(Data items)
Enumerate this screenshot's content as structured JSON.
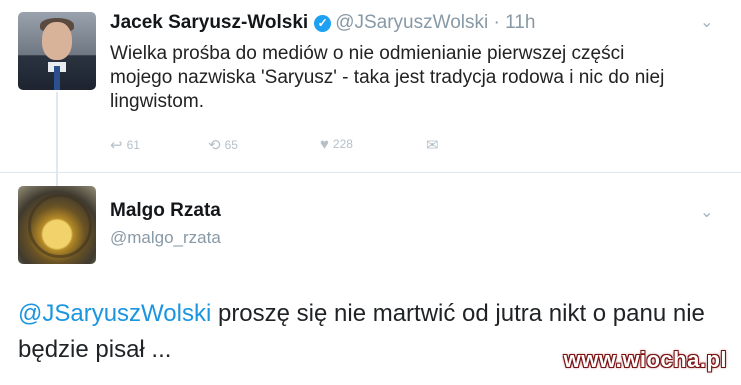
{
  "tweets": [
    {
      "author_name": "Jacek Saryusz-Wolski",
      "verified": true,
      "handle": "@JSaryuszWolski",
      "separator": "·",
      "time": "11h",
      "text": "Wielka prośba do mediów o nie odmienianie pierwszej części mojego nazwiska 'Saryusz' - taka jest tradycja rodowa i nic do niej lingwistom.",
      "actions": {
        "reply_icon": "reply-icon",
        "reply_count": "61",
        "retweet_icon": "retweet-icon",
        "retweet_count": "65",
        "like_icon": "heart-icon",
        "like_count": "228",
        "dm_icon": "direct-message-icon"
      }
    },
    {
      "author_name": "Malgo Rzata",
      "handle": "@malgo_rzata",
      "mention": "@JSaryuszWolski",
      "text": " proszę się nie martwić od jutra nikt o panu nie będzie pisał ..."
    }
  ],
  "watermark": "www.wiocha.pl",
  "colors": {
    "link": "#1b95e0",
    "verified": "#1da1f2",
    "muted": "#8899a6"
  }
}
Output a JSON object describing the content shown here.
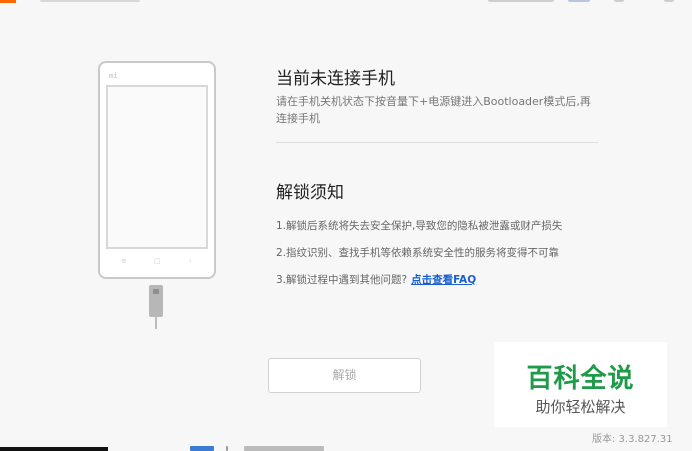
{
  "colors": {
    "brand": "#ff6700",
    "link": "#1a5fd0",
    "watermark_green": "#1f9a49",
    "background": "#f7f7f7"
  },
  "phone": {
    "brand_mark": "mi",
    "keys": [
      "≡",
      "□",
      "‹"
    ]
  },
  "connection": {
    "title": "当前未连接手机",
    "description": "请在手机关机状态下按音量下+电源键进入Bootloader模式后,再连接手机"
  },
  "notice": {
    "title": "解锁须知",
    "rules": [
      "1.解锁后系统将失去安全保护,导致您的隐私被泄露或财产损失",
      "2.指纹识别、查找手机等依赖系统安全性的服务将变得不可靠",
      "3.解锁过程中遇到其他问题?"
    ],
    "faq_link": "点击查看FAQ"
  },
  "unlock_button": "解锁",
  "watermark": {
    "title": "百科全说",
    "subtitle": "助你轻松解决"
  },
  "version": "版本: 3.3.827.31"
}
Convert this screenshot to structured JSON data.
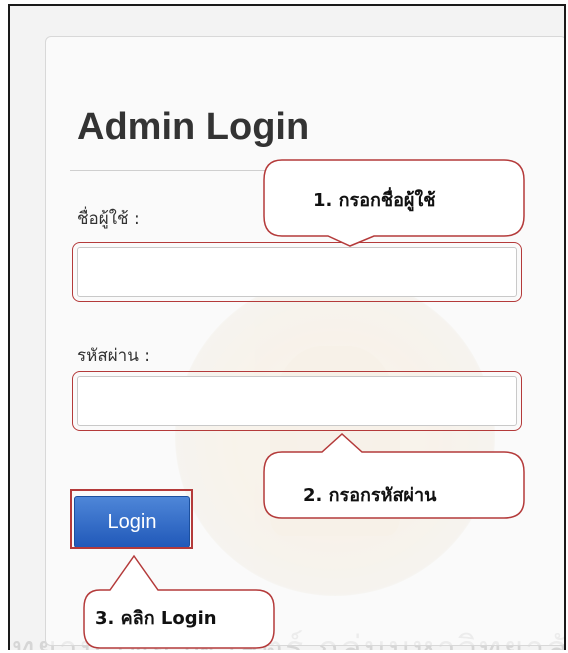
{
  "login_form": {
    "title": "Admin Login",
    "username_label": "ชื่อผู้ใช้ :",
    "username_value": "",
    "password_label": "รหัสผ่าน :",
    "password_value": "",
    "login_button": "Login"
  },
  "annotations": {
    "step1": "1. กรอกชื่อผู้ใช้",
    "step2": "2. กรอกรหัสผ่าน",
    "step3": "3. คลิก Login"
  },
  "background": {
    "footer_watermark": "อุทยานวิทยาศาสตร์ กลุ่มมหาวิทยาลัย"
  },
  "colors": {
    "callout_border": "#b43a3a",
    "button_blue": "#2159b9",
    "title_text": "#333333"
  }
}
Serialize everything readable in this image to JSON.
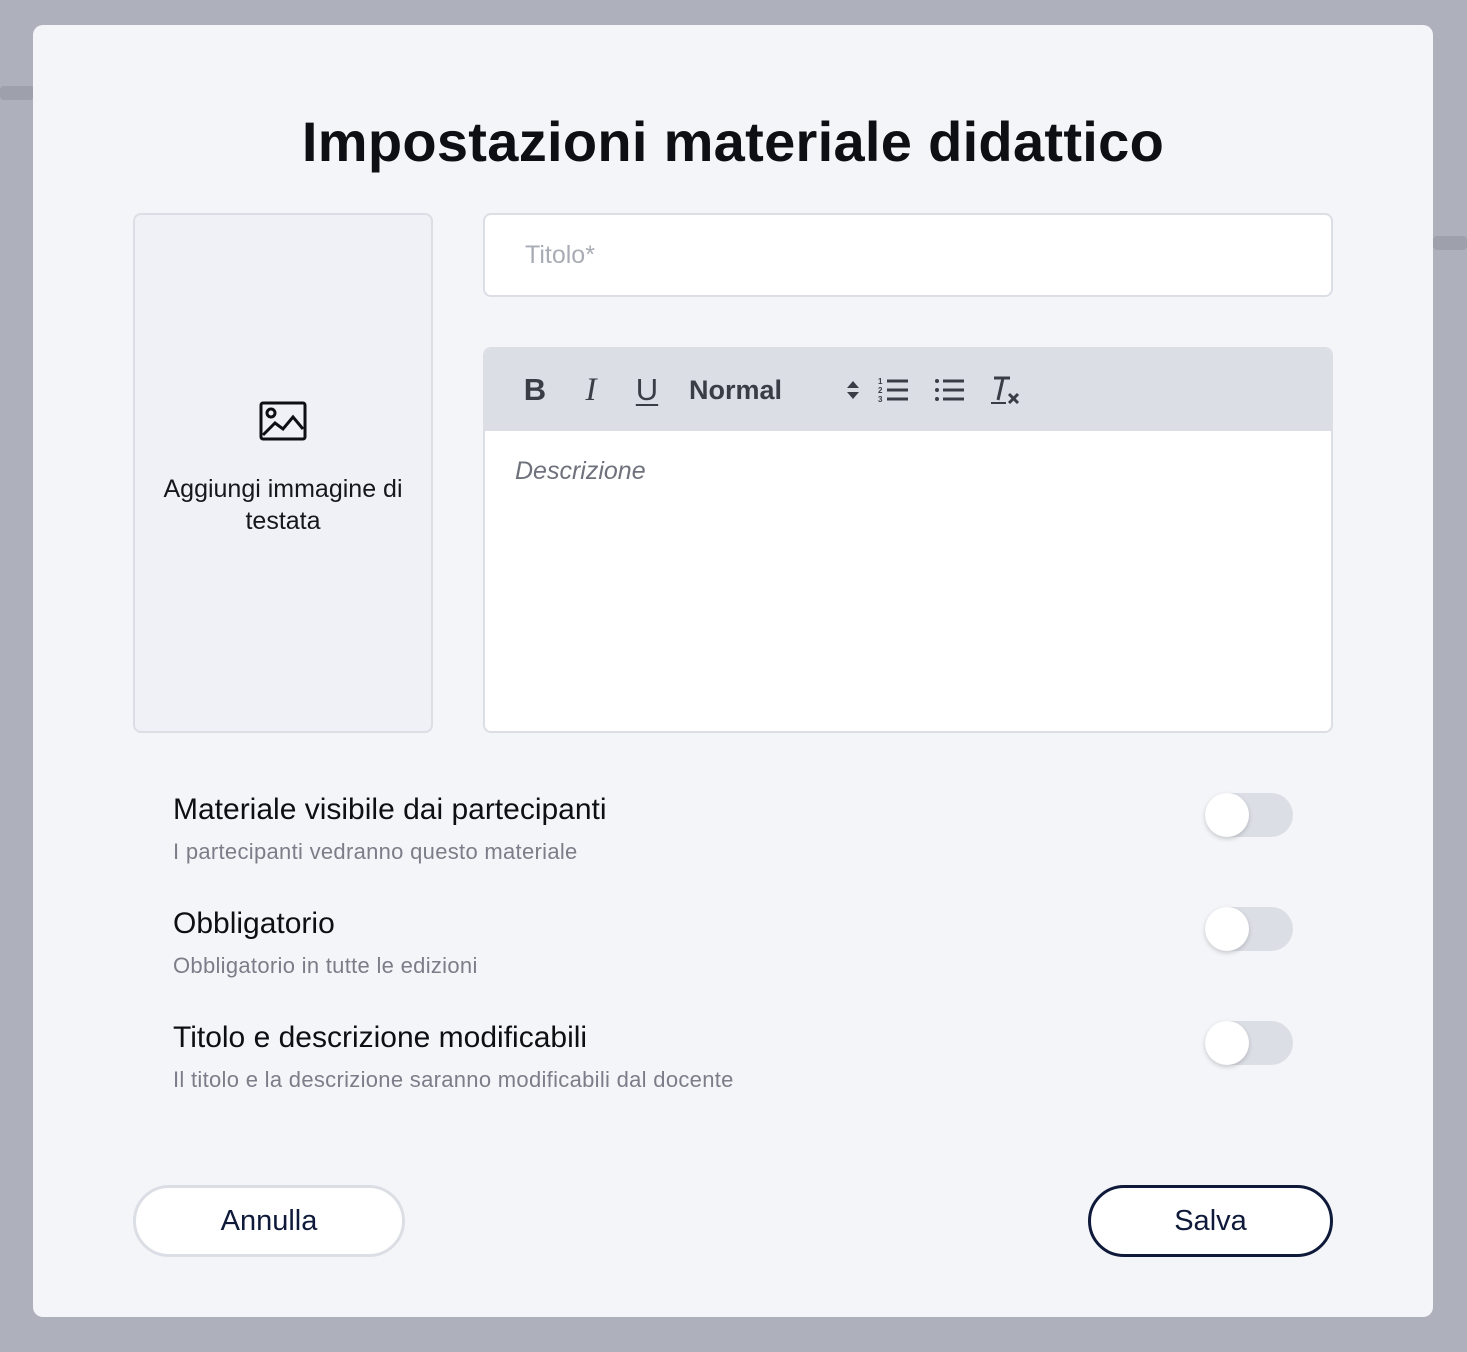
{
  "modal": {
    "title": "Impostazioni materiale didattico"
  },
  "header_image": {
    "label": "Aggiungi immagine di testata",
    "icon": "image-icon"
  },
  "title_field": {
    "value": "",
    "placeholder": "Titolo*"
  },
  "editor": {
    "toolbar": {
      "bold": "B",
      "italic": "I",
      "underline": "U",
      "format_select": "Normal",
      "icons": [
        "bold-icon",
        "italic-icon",
        "underline-icon",
        "select-arrows-icon",
        "ordered-list-icon",
        "bullet-list-icon",
        "clear-format-icon"
      ]
    },
    "placeholder": "Descrizione"
  },
  "settings": [
    {
      "title": "Materiale visibile dai partecipanti",
      "subtitle": "I partecipanti vedranno questo materiale",
      "enabled": false
    },
    {
      "title": "Obbligatorio",
      "subtitle": "Obbligatorio in tutte le edizioni",
      "enabled": false
    },
    {
      "title": "Titolo e descrizione modificabili",
      "subtitle": "Il titolo e la descrizione saranno modificabili dal docente",
      "enabled": false
    }
  ],
  "actions": {
    "cancel_label": "Annulla",
    "save_label": "Salva"
  },
  "colors": {
    "backdrop": "#aeb1bb",
    "modal_bg": "#f4f5f9",
    "border": "#dcdee6",
    "primary": "#0f1a3a"
  }
}
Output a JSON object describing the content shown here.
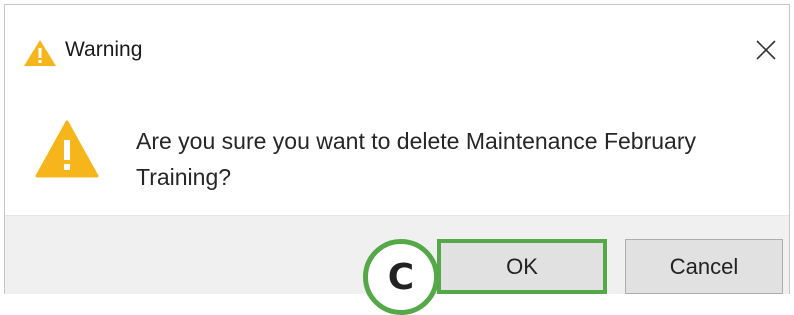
{
  "window": {
    "title": "Warning",
    "title_icon": "warning-triangle-icon",
    "close_icon": "close-icon"
  },
  "dialog": {
    "icon": "warning-triangle-icon",
    "message": "Are you sure you want to delete Maintenance February Training?"
  },
  "buttons": {
    "ok_label": "OK",
    "cancel_label": "Cancel"
  },
  "annotation": {
    "callout_label": "C"
  },
  "colors": {
    "warning": "#f5b51b",
    "highlight": "#54a848",
    "footer_bg": "#f0f0f0",
    "button_bg": "#e1e1e1"
  }
}
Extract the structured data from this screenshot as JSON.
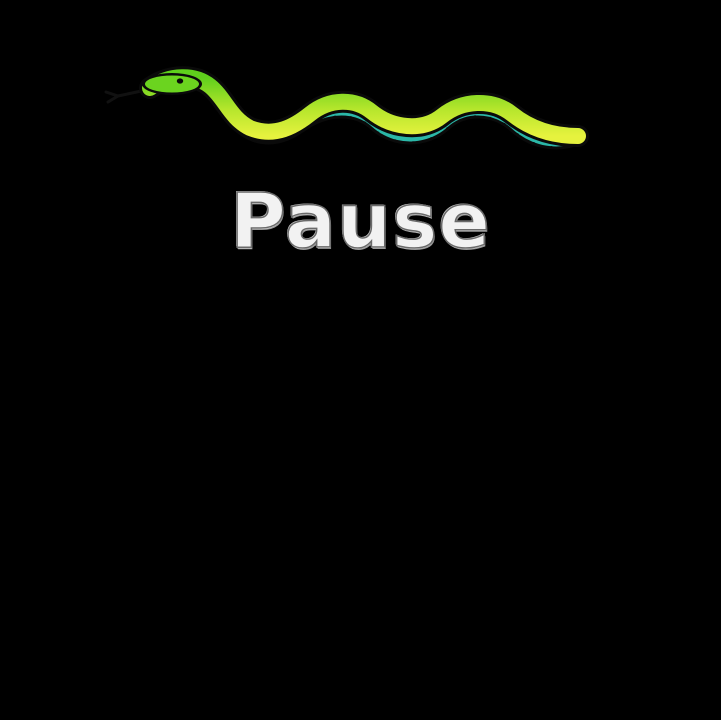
{
  "screen": {
    "title": "Pause"
  },
  "logo": {
    "icon": "snake-icon",
    "colors": {
      "body_light": "#d4f03a",
      "body_green": "#5fcf1c",
      "belly": "#2bb8a8",
      "outline": "#0a0a0a",
      "tongue": "#111111"
    }
  },
  "colors": {
    "background": "#000000",
    "title_fill": "#f2f2f2",
    "title_outline": "#6a6a6a"
  }
}
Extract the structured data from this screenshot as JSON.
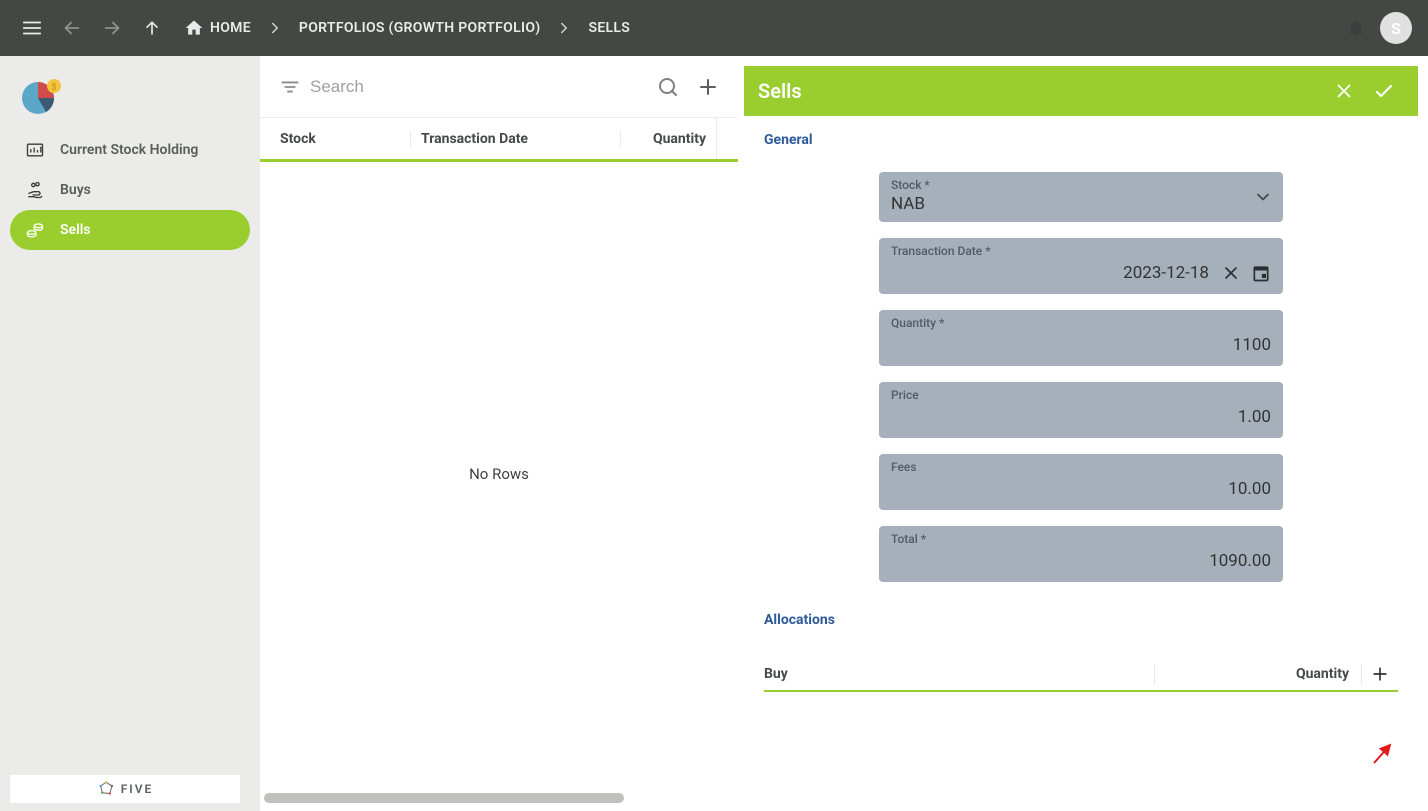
{
  "topbar": {
    "home_label": "HOME",
    "crumbs": [
      "PORTFOLIOS (GROWTH PORTFOLIO)",
      "SELLS"
    ],
    "avatar_initial": "S"
  },
  "sidebar": {
    "items": [
      {
        "label": "Current Stock Holding"
      },
      {
        "label": "Buys"
      },
      {
        "label": "Sells"
      }
    ],
    "brand": "FIVE"
  },
  "list": {
    "search_placeholder": "Search",
    "columns": {
      "stock": "Stock",
      "tdate": "Transaction Date",
      "qty": "Quantity"
    },
    "empty": "No Rows"
  },
  "form": {
    "title": "Sells",
    "section_general": "General",
    "stock_label": "Stock *",
    "stock_value": "NAB",
    "tdate_label": "Transaction Date *",
    "tdate_value": "2023-12-18",
    "qty_label": "Quantity *",
    "qty_value": "1100",
    "price_label": "Price",
    "price_value": "1.00",
    "fees_label": "Fees",
    "fees_value": "10.00",
    "total_label": "Total *",
    "total_value": "1090.00",
    "section_alloc": "Allocations",
    "alloc_columns": {
      "buy": "Buy",
      "qty": "Quantity"
    }
  }
}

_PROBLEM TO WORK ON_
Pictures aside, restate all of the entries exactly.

_EXERCISE RESPONSE_
Enumerate this screenshot's content as structured JSON.
{
  "tweets": [
    {
      "author_name": "Jacek Saryusz-Wolski",
      "verified": true,
      "handle": "@JSaryuszWolski",
      "separator": "·",
      "time": "11h",
      "text": "Wielka prośba do mediów o nie odmienianie pierwszej części mojego nazwiska 'Saryusz' - taka jest tradycja rodowa i nic do niej lingwistom.",
      "actions": {
        "reply_icon": "reply-icon",
        "reply_count": "61",
        "retweet_icon": "retweet-icon",
        "retweet_count": "65",
        "like_icon": "heart-icon",
        "like_count": "228",
        "dm_icon": "direct-message-icon"
      }
    },
    {
      "author_name": "Malgo Rzata",
      "handle": "@malgo_rzata",
      "mention": "@JSaryuszWolski",
      "text": " proszę się nie martwić od jutra nikt o panu nie będzie pisał ..."
    }
  ],
  "watermark": "www.wiocha.pl",
  "colors": {
    "link": "#1b95e0",
    "verified": "#1da1f2",
    "muted": "#8899a6"
  }
}
Output a JSON object describing the content shown here.
{
  "colors": {
    "brand": "#ff6700",
    "link": "#1a5fd0",
    "watermark_green": "#1f9a49",
    "background": "#f7f7f7"
  },
  "phone": {
    "brand_mark": "mi",
    "keys": [
      "≡",
      "□",
      "‹"
    ]
  },
  "connection": {
    "title": "当前未连接手机",
    "description": "请在手机关机状态下按音量下+电源键进入Bootloader模式后,再连接手机"
  },
  "notice": {
    "title": "解锁须知",
    "rules": [
      "1.解锁后系统将失去安全保护,导致您的隐私被泄露或财产损失",
      "2.指纹识别、查找手机等依赖系统安全性的服务将变得不可靠",
      "3.解锁过程中遇到其他问题?"
    ],
    "faq_link": "点击查看FAQ"
  },
  "unlock_button": "解锁",
  "watermark": {
    "title": "百科全说",
    "subtitle": "助你轻松解决"
  },
  "version": "版本: 3.3.827.31"
}
Convert this screenshot to structured JSON data.
{
  "login_form": {
    "title": "Admin Login",
    "username_label": "ชื่อผู้ใช้ :",
    "username_value": "",
    "password_label": "รหัสผ่าน :",
    "password_value": "",
    "login_button": "Login"
  },
  "annotations": {
    "step1": "1. กรอกชื่อผู้ใช้",
    "step2": "2. กรอกรหัสผ่าน",
    "step3": "3. คลิก Login"
  },
  "background": {
    "footer_watermark": "อุทยานวิทยาศาสตร์ กลุ่มมหาวิทยาลัย"
  },
  "colors": {
    "callout_border": "#b43a3a",
    "button_blue": "#2159b9",
    "title_text": "#333333"
  }
}
Serialize everything readable in this image to JSON.
{
  "modal": {
    "title": "Impostazioni materiale didattico"
  },
  "header_image": {
    "label": "Aggiungi immagine di testata",
    "icon": "image-icon"
  },
  "title_field": {
    "value": "",
    "placeholder": "Titolo*"
  },
  "editor": {
    "toolbar": {
      "bold": "B",
      "italic": "I",
      "underline": "U",
      "format_select": "Normal",
      "icons": [
        "bold-icon",
        "italic-icon",
        "underline-icon",
        "select-arrows-icon",
        "ordered-list-icon",
        "bullet-list-icon",
        "clear-format-icon"
      ]
    },
    "placeholder": "Descrizione"
  },
  "settings": [
    {
      "title": "Materiale visibile dai partecipanti",
      "subtitle": "I partecipanti vedranno questo materiale",
      "enabled": false
    },
    {
      "title": "Obbligatorio",
      "subtitle": "Obbligatorio in tutte le edizioni",
      "enabled": false
    },
    {
      "title": "Titolo e descrizione modificabili",
      "subtitle": "Il titolo e la descrizione saranno modificabili dal docente",
      "enabled": false
    }
  ],
  "actions": {
    "cancel_label": "Annulla",
    "save_label": "Salva"
  },
  "colors": {
    "backdrop": "#aeb1bb",
    "modal_bg": "#f4f5f9",
    "border": "#dcdee6",
    "primary": "#0f1a3a"
  }
}
Output a JSON object describing the content shown here.
{
  "window": {
    "title": "Warning",
    "title_icon": "warning-triangle-icon",
    "close_icon": "close-icon"
  },
  "dialog": {
    "icon": "warning-triangle-icon",
    "message": "Are you sure you want to delete Maintenance February Training?"
  },
  "buttons": {
    "ok_label": "OK",
    "cancel_label": "Cancel"
  },
  "annotation": {
    "callout_label": "C"
  },
  "colors": {
    "warning": "#f5b51b",
    "highlight": "#54a848",
    "footer_bg": "#f0f0f0",
    "button_bg": "#e1e1e1"
  }
}
Extract the structured data from this screenshot as JSON.
{
  "screen": {
    "title": "Pause"
  },
  "logo": {
    "icon": "snake-icon",
    "colors": {
      "body_light": "#d4f03a",
      "body_green": "#5fcf1c",
      "belly": "#2bb8a8",
      "outline": "#0a0a0a",
      "tongue": "#111111"
    }
  },
  "colors": {
    "background": "#000000",
    "title_fill": "#f2f2f2",
    "title_outline": "#6a6a6a"
  }
}
Extract the structured data from this screenshot as JSON.
{
  "topbar": {
    "home_label": "HOME",
    "crumbs": [
      "PORTFOLIOS (GROWTH PORTFOLIO)",
      "SELLS"
    ],
    "avatar_initial": "S"
  },
  "sidebar": {
    "items": [
      {
        "label": "Current Stock Holding"
      },
      {
        "label": "Buys"
      },
      {
        "label": "Sells"
      }
    ],
    "brand": "FIVE"
  },
  "list": {
    "search_placeholder": "Search",
    "columns": {
      "stock": "Stock",
      "tdate": "Transaction Date",
      "qty": "Quantity"
    },
    "empty": "No Rows"
  },
  "form": {
    "title": "Sells",
    "section_general": "General",
    "stock_label": "Stock *",
    "stock_value": "NAB",
    "tdate_label": "Transaction Date *",
    "tdate_value": "2023-12-18",
    "qty_label": "Quantity *",
    "qty_value": "1100",
    "price_label": "Price",
    "price_value": "1.00",
    "fees_label": "Fees",
    "fees_value": "10.00",
    "total_label": "Total *",
    "total_value": "1090.00",
    "section_alloc": "Allocations",
    "alloc_columns": {
      "buy": "Buy",
      "qty": "Quantity"
    }
  }
}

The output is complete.